In 1965, faithful Japanese members set out to raise money for their nation’s first organized temple trip. They put together a local choir and recorded an album of Church hymns that they sold to raise money to go to the Laie Hawaii Temple. Others pooled earnings from sales of homemade pearl jewelry. Their devotion was rewarded 15 years later when President Spencer W. Kimball dedicated their nation’s first temple, the Tokyo Japan Temple.
In 2001, about 140 Peruvian members from the remote city of Iquitos accepted a divine challenge to be sealed to their families for eternity in the temple. Iquitos sits on the banks of the Amazon River in northeastern Peru, separated from the rest of the country by some of the world’s largest waterways and the Andes Mountains to the west. Traveling to the temple in Lima via air was expensive and, for most of the members, not an option.
Still, they resolved to be obedient and claim their temple blessings. Under the guidance of local leaders, the members embarked on the first full-fledged temple trip from Iquitos. They spent several days traveling west on boats on the mighty Amazon and Maranon rivers before climbing aboard buses that would ascend the treacherous dirt roads snaking high into the Andes. After a week of exhausting travel, the Iquitos members arrived in Lima. “The Israelites arriving in the promised land could not have had more euphoric looks on their faces than these people from Iquitos arriving at the temple,” said J. Marlan Walker, the president of the Lima Peru Temple in 2001.
Latter-day Saints in western Africa once had to travel to South Africa or England to worship and serve in the temple. This presented an impossibility for most of the western African members. Still, they remained faithful, obtained and retained their temple recommends and then waited for the day when a temple would be within their reach. On Jan. 11, 2004, President Gordon B. Hinckley dedicated the Accra Ghana Temple. On the first day the temple was open for members to attend it, Doris Sakiua Aidoo arrived several hours early and took a seat on a bench facing the new temple. “We wanted to just sit and look at the temple,” she told a Church News writer. “We wanted to see the beautiful temple. We are so happy to be here.”

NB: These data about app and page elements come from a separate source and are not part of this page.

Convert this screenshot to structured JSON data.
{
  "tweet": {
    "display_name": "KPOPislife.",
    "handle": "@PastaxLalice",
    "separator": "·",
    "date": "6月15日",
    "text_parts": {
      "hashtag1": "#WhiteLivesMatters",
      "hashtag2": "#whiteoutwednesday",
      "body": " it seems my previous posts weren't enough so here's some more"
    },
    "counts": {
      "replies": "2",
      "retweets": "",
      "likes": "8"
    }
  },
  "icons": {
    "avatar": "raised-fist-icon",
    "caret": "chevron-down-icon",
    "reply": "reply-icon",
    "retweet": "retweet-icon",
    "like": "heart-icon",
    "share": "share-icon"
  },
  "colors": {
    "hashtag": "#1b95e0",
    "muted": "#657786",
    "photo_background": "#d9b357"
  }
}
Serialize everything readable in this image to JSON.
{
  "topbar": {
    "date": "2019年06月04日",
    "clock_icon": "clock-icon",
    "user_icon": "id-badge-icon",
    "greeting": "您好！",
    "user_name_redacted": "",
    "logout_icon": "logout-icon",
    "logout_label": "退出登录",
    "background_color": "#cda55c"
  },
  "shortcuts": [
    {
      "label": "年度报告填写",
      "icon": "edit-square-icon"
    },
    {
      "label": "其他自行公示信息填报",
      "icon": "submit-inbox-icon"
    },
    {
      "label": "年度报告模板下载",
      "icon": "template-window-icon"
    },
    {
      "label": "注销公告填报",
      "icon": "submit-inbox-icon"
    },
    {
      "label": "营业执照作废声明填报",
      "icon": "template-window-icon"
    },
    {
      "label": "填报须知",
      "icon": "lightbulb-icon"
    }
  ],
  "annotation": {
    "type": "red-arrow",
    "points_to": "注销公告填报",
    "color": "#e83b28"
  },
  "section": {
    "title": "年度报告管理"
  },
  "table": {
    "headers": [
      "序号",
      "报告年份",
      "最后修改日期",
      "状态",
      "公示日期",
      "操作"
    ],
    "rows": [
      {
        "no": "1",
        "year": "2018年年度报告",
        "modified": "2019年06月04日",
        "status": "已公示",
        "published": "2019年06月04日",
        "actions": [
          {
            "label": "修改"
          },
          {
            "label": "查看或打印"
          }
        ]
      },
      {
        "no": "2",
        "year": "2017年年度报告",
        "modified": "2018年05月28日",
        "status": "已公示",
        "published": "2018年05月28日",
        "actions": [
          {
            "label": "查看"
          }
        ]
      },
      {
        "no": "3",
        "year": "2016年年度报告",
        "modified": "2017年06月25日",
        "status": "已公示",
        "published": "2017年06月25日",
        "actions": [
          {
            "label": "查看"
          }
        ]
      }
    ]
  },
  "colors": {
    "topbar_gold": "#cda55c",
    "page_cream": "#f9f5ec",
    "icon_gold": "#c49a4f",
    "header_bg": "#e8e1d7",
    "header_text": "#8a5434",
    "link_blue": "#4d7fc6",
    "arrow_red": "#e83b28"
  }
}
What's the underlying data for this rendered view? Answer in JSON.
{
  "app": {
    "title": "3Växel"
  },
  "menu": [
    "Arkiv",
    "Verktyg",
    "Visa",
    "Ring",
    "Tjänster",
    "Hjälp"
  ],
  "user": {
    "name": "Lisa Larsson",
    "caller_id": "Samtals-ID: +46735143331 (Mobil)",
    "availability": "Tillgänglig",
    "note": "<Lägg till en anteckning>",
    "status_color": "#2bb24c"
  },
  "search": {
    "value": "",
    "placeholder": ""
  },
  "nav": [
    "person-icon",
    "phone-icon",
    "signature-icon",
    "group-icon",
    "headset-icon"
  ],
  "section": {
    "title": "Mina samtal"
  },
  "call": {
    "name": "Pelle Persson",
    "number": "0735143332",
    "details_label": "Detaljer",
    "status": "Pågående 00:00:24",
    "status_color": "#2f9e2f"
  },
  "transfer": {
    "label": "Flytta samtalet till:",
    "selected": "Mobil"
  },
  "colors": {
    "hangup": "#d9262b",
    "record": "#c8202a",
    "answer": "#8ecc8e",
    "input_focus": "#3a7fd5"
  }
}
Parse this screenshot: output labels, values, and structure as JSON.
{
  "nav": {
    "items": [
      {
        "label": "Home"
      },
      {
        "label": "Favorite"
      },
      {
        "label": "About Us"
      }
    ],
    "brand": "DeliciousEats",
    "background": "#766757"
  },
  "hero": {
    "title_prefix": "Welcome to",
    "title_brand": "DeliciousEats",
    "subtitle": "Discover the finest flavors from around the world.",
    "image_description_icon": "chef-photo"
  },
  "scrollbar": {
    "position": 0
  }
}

In an interview with the Liahona magazine, Elder Adhemar Damiani of the Seventy spoke of sacrifice and the temple. For many years, he worked in the Sao Paulo Brazil Temple where he witnessed many families arriving to be sealed. “I remember one family who had traveled for three days to get to the temple,” he said. The father was embarrassed that only two of his six children had shoes to wear, four had only sandals. “He knew that coming to the temple was more important than having shoes. It was a wonderful experience to see this beautiful family sealed together in the temple.”
Then Elder Damiani offered this counsel: “You [too] can make a difference by making sacrifices. You can give up some of your free time to help others. You can work hard to do well in school and reach your goals. You can pay tithing to help temples be built and pay a fast offering to help poor people have food to eat.”
President Thomas S. Monson has played an essential, shepherding role over the past two decades of temple building. Since 2000 alone, he has presided over 20 temple dedications. In general conference last April he called the blessings of the temple “priceless.” “One for which I am grateful every day of my life is that which my beloved wife, Frances, and I received as we knelt at a sacred altar and made covenants binding us together for all eternity. There is no blessing more precious to me than the peace and comfort I receive from the knowledge I have that she and I will be together again. May our Heavenly Father bless us that we may have the spirit of temple worship, that we may be obedient to His commandments, and that we may follow carefully the steps of our Lord and Savior, Jesus Christ.”